### Your goal:
Print all the entries exactly.

### Website and app data records:

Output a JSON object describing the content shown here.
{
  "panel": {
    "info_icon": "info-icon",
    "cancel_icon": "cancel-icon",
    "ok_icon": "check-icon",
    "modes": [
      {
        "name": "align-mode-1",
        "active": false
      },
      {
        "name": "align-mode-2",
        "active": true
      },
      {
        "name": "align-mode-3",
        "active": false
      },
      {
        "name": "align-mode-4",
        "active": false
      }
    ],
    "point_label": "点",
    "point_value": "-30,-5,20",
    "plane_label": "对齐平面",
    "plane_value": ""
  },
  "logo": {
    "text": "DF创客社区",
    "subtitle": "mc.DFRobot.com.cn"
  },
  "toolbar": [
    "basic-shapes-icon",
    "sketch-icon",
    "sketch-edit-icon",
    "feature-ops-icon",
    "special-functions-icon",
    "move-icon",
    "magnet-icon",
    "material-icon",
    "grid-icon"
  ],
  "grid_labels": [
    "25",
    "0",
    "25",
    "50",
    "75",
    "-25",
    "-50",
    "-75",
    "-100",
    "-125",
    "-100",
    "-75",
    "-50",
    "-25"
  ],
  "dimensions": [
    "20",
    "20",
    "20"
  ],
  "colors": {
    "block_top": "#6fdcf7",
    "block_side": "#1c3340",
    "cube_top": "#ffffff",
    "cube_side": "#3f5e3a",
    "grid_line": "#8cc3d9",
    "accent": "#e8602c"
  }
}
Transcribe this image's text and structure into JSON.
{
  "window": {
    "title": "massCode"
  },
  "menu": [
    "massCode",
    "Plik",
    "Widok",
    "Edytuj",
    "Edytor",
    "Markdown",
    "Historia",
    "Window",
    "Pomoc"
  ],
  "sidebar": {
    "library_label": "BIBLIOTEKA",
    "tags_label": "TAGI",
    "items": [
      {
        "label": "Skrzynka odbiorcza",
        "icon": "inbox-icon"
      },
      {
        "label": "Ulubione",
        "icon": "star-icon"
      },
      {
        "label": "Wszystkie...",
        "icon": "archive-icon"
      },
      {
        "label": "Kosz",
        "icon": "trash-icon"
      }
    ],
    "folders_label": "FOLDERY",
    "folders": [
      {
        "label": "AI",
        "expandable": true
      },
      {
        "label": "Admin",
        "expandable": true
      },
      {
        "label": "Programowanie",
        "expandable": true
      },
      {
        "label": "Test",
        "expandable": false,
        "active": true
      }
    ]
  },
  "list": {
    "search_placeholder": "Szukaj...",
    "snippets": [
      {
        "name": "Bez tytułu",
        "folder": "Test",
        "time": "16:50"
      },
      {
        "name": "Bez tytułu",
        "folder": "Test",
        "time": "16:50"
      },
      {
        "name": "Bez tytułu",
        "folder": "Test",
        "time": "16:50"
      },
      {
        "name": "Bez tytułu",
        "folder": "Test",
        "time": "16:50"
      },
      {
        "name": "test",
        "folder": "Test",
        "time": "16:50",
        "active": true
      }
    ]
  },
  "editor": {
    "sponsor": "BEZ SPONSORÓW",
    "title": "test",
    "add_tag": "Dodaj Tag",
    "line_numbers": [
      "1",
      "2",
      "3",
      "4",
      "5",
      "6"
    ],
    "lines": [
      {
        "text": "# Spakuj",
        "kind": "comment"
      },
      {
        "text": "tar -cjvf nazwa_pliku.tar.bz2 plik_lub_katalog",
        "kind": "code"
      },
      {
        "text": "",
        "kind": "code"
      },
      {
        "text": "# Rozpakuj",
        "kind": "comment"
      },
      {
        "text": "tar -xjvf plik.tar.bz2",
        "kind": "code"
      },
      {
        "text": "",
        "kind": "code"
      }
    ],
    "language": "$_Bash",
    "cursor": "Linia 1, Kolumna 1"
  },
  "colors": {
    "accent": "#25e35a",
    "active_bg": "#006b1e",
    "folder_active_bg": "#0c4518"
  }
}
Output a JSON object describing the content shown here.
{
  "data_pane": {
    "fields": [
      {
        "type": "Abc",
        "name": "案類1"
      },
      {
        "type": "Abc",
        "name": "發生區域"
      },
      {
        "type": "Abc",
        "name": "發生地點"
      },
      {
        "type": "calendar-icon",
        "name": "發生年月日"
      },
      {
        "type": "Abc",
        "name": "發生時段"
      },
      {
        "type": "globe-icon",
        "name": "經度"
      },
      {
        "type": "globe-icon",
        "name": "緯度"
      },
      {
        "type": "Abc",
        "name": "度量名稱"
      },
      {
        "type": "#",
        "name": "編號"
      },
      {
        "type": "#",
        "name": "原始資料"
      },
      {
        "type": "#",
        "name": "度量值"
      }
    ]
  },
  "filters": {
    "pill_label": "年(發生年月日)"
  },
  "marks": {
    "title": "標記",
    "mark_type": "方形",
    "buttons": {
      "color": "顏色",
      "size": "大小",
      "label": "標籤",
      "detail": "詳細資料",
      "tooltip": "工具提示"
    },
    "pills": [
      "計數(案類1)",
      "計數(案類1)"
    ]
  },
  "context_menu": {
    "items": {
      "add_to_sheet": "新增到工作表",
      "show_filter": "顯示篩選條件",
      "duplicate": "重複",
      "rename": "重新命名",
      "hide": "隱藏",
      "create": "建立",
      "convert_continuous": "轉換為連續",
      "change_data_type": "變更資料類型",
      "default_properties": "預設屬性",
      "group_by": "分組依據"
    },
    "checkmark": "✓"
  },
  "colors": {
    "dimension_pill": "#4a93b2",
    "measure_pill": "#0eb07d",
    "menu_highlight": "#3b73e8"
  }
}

### Answer section:
Output a JSON object describing the content shown here.
{
  "panel": {
    "info_icon": "info-icon",
    "cancel_icon": "cancel-icon",
    "ok_icon": "check-icon",
    "modes": [
      {
        "name": "align-mode-1",
        "active": false
      },
      {
        "name": "align-mode-2",
        "active": true
      },
      {
        "name": "align-mode-3",
        "active": false
      },
      {
        "name": "align-mode-4",
        "active": false
      }
    ],
    "point_label": "点",
    "point_value": "-30,-5,20",
    "plane_label": "对齐平面",
    "plane_value": ""
  },
  "logo": {
    "text": "DF创客社区",
    "subtitle": "mc.DFRobot.com.cn"
  },
  "toolbar": [
    "basic-shapes-icon",
    "sketch-icon",
    "sketch-edit-icon",
    "feature-ops-icon",
    "special-functions-icon",
    "move-icon",
    "magnet-icon",
    "material-icon",
    "grid-icon"
  ],
  "grid_labels": [
    "25",
    "0",
    "25",
    "50",
    "75",
    "-25",
    "-50",
    "-75",
    "-100",
    "-125",
    "-100",
    "-75",
    "-50",
    "-25"
  ],
  "dimensions": [
    "20",
    "20",
    "20"
  ],
  "colors": {
    "block_top": "#6fdcf7",
    "block_side": "#1c3340",
    "cube_top": "#ffffff",
    "cube_side": "#3f5e3a",
    "grid_line": "#8cc3d9",
    "accent": "#e8602c"
  }
}
Transcribe this image's text and structure into JSON.
{
  "window": {
    "title": "massCode"
  },
  "menu": [
    "massCode",
    "Plik",
    "Widok",
    "Edytuj",
    "Edytor",
    "Markdown",
    "Historia",
    "Window",
    "Pomoc"
  ],
  "sidebar": {
    "library_label": "BIBLIOTEKA",
    "tags_label": "TAGI",
    "items": [
      {
        "label": "Skrzynka odbiorcza",
        "icon": "inbox-icon"
      },
      {
        "label": "Ulubione",
        "icon": "star-icon"
      },
      {
        "label": "Wszystkie...",
        "icon": "archive-icon"
      },
      {
        "label": "Kosz",
        "icon": "trash-icon"
      }
    ],
    "folders_label": "FOLDERY",
    "folders": [
      {
        "label": "AI",
        "expandable": true
      },
      {
        "label": "Admin",
        "expandable": true
      },
      {
        "label": "Programowanie",
        "expandable": true
      },
      {
        "label": "Test",
        "expandable": false,
        "active": true
      }
    ]
  },
  "list": {
    "search_placeholder": "Szukaj...",
    "snippets": [
      {
        "name": "Bez tytułu",
        "folder": "Test",
        "time": "16:50"
      },
      {
        "name": "Bez tytułu",
        "folder": "Test",
        "time": "16:50"
      },
      {
        "name": "Bez tytułu",
        "folder": "Test",
        "time": "16:50"
      },
      {
        "name": "Bez tytułu",
        "folder": "Test",
        "time": "16:50"
      },
      {
        "name": "test",
        "folder": "Test",
        "time": "16:50",
        "active": true
      }
    ]
  },
  "editor": {
    "sponsor": "BEZ SPONSORÓW",
    "title": "test",
    "add_tag": "Dodaj Tag",
    "line_numbers": [
      "1",
      "2",
      "3",
      "4",
      "5",
      "6"
    ],
    "lines": [
      {
        "text": "# Spakuj",
        "kind": "comment"
      },
      {
        "text": "tar -cjvf nazwa_pliku.tar.bz2 plik_lub_katalog",
        "kind": "code"
      },
      {
        "text": "",
        "kind": "code"
      },
      {
        "text": "# Rozpakuj",
        "kind": "comment"
      },
      {
        "text": "tar -xjvf plik.tar.bz2",
        "kind": "code"
      },
      {
        "text": "",
        "kind": "code"
      }
    ],
    "language": "$_Bash",
    "cursor": "Linia 1, Kolumna 1"
  },
  "colors": {
    "accent": "#25e35a",
    "active_bg": "#006b1e",
    "folder_active_bg": "#0c4518"
  }
}
Output a JSON object describing the content shown here.
{
  "data_pane": {
    "fields": [
      {
        "type": "Abc",
        "name": "案類1"
      },
      {
        "type": "Abc",
        "name": "發生區域"
      },
      {
        "type": "Abc",
        "name": "發生地點"
      },
      {
        "type": "calendar-icon",
        "name": "發生年月日"
      },
      {
        "type": "Abc",
        "name": "發生時段"
      },
      {
        "type": "globe-icon",
        "name": "經度"
      },
      {
        "type": "globe-icon",
        "name": "緯度"
      },
      {
        "type": "Abc",
        "name": "度量名稱"
      },
      {
        "type": "#",
        "name": "編號"
      },
      {
        "type": "#",
        "name": "原始資料"
      },
      {
        "type": "#",
        "name": "度量值"
      }
    ]
  },
  "filters": {
    "pill_label": "年(發生年月日)"
  },
  "marks": {
    "title": "標記",
    "mark_type": "方形",
    "buttons": {
      "color": "顏色",
      "size": "大小",
      "label": "標籤",
      "detail": "詳細資料",
      "tooltip": "工具提示"
    },
    "pills": [
      "計數(案類1)",
      "計數(案類1)"
    ]
  },
  "context_menu": {
    "items": {
      "add_to_sheet": "新增到工作表",
      "show_filter": "顯示篩選條件",
      "duplicate": "重複",
      "rename": "重新命名",
      "hide": "隱藏",
      "create": "建立",
      "convert_continuous": "轉換為連續",
      "change_data_type": "變更資料類型",
      "default_properties": "預設屬性",
      "group_by": "分組依據"
    },
    "checkmark": "✓"
  },
  "colors": {
    "dimension_pill": "#4a93b2",
    "measure_pill": "#0eb07d",
    "menu_highlight": "#3b73e8"
  }
}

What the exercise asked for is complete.